The government tries to say that the Labor Party or the Senate would see a massive blow-out in the use of this entitlement. That is not the case at all. This legislation will cap the entitlement. The change to the definition of `spouse' will not affect huge numbers of life gold pass holders but it will affect some, so there is an issue of equity. I have been honest enough in this debate to say—and I will say it again—that it certainly will have an impact on me personally, not that I am yet, as was reported at the Senate committee, an entitlee. I am not a life gold pass holder at this stage. If I last a bit longer in this place, I will become one—as we all do if we can last long enough. I have always been aware that these issues impact on all individuals—in this chamber and outside; some legally married, some not legally married but with a de facto spouse—who are holders of a life gold pass.

All these matters are taken into account as one considers an appropriate and balanced response on legislation of this sort. I do not think the government is being balanced, reasonable, modern, decent or consistent. I do not think the government has covered itself in honour or glory. Nevertheless, it is going to insist on a certain course of action, and the balance is the other benefits in relation to capping this entitlement and dealing with those few parliamentarians or former parliamentarians who have acted corruptly.

What is the balance in all this? The government has got the balance wrong. It could easily change this definition. It does not intend to change the definition. I have outlined what a sensible response would be. Of course, the Remuneration Tribunal can have a look at this if it wants to, but the fact is that this is legislation currently being dealt with by the parliament and this is something the parliament could determine if it saw fit. It has determined a whole range of other things, not only in this legislation but in relation to the definition of `spouse' in a raft of other Commonwealth legislation. It is extraordinary for anyone to suggest that it would not be competent for us to do so in relation to this bill.

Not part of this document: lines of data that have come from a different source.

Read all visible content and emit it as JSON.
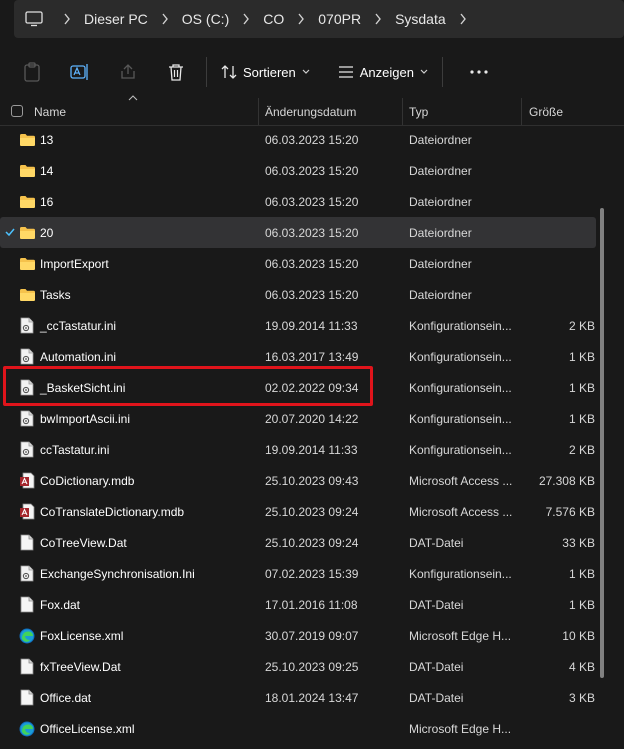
{
  "breadcrumb": [
    "Dieser PC",
    "OS (C:)",
    "CO",
    "070PR",
    "Sysdata"
  ],
  "toolbar": {
    "sort_label": "Sortieren",
    "view_label": "Anzeigen"
  },
  "columns": {
    "name": "Name",
    "date": "Änderungsdatum",
    "type": "Typ",
    "size": "Größe"
  },
  "files": [
    {
      "name": "13",
      "date": "06.03.2023 15:20",
      "type": "Dateiordner",
      "size": "",
      "icon": "folder-icon"
    },
    {
      "name": "14",
      "date": "06.03.2023 15:20",
      "type": "Dateiordner",
      "size": "",
      "icon": "folder-icon"
    },
    {
      "name": "16",
      "date": "06.03.2023 15:20",
      "type": "Dateiordner",
      "size": "",
      "icon": "folder-icon"
    },
    {
      "name": "20",
      "date": "06.03.2023 15:20",
      "type": "Dateiordner",
      "size": "",
      "icon": "folder-icon",
      "selected": true
    },
    {
      "name": "ImportExport",
      "date": "06.03.2023 15:20",
      "type": "Dateiordner",
      "size": "",
      "icon": "folder-icon"
    },
    {
      "name": "Tasks",
      "date": "06.03.2023 15:20",
      "type": "Dateiordner",
      "size": "",
      "icon": "folder-icon"
    },
    {
      "name": "_ccTastatur.ini",
      "date": "19.09.2014 11:33",
      "type": "Konfigurationsein...",
      "size": "2 KB",
      "icon": "config-file-icon"
    },
    {
      "name": "Automation.ini",
      "date": "16.03.2017 13:49",
      "type": "Konfigurationsein...",
      "size": "1 KB",
      "icon": "config-file-icon"
    },
    {
      "name": "_BasketSicht.ini",
      "date": "02.02.2022 09:34",
      "type": "Konfigurationsein...",
      "size": "1 KB",
      "icon": "config-file-icon"
    },
    {
      "name": "bwImportAscii.ini",
      "date": "20.07.2020 14:22",
      "type": "Konfigurationsein...",
      "size": "1 KB",
      "icon": "config-file-icon"
    },
    {
      "name": "ccTastatur.ini",
      "date": "19.09.2014 11:33",
      "type": "Konfigurationsein...",
      "size": "2 KB",
      "icon": "config-file-icon"
    },
    {
      "name": "CoDictionary.mdb",
      "date": "25.10.2023 09:43",
      "type": "Microsoft Access ...",
      "size": "27.308 KB",
      "icon": "access-db-icon"
    },
    {
      "name": "CoTranslateDictionary.mdb",
      "date": "25.10.2023 09:24",
      "type": "Microsoft Access ...",
      "size": "7.576 KB",
      "icon": "access-db-icon"
    },
    {
      "name": "CoTreeView.Dat",
      "date": "25.10.2023 09:24",
      "type": "DAT-Datei",
      "size": "33 KB",
      "icon": "file-icon"
    },
    {
      "name": "ExchangeSynchronisation.Ini",
      "date": "07.02.2023 15:39",
      "type": "Konfigurationsein...",
      "size": "1 KB",
      "icon": "config-file-icon"
    },
    {
      "name": "Fox.dat",
      "date": "17.01.2016 11:08",
      "type": "DAT-Datei",
      "size": "1 KB",
      "icon": "file-icon"
    },
    {
      "name": "FoxLicense.xml",
      "date": "30.07.2019 09:07",
      "type": "Microsoft Edge H...",
      "size": "10 KB",
      "icon": "edge-icon"
    },
    {
      "name": "fxTreeView.Dat",
      "date": "25.10.2023 09:25",
      "type": "DAT-Datei",
      "size": "4 KB",
      "icon": "file-icon"
    },
    {
      "name": "Office.dat",
      "date": "18.01.2024 13:47",
      "type": "DAT-Datei",
      "size": "3 KB",
      "icon": "file-icon"
    },
    {
      "name": "OfficeLicense.xml",
      "date": "",
      "type": "Microsoft Edge H...",
      "size": "",
      "icon": "edge-icon"
    }
  ],
  "colors": {
    "background": "#191919",
    "selected_row": "#333335",
    "highlight": "#e0141b",
    "folder": "#f5c24c",
    "accent": "#4cc2ff"
  }
}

Question put:

That the motion (Senator Ian Campbell's) be agreed to.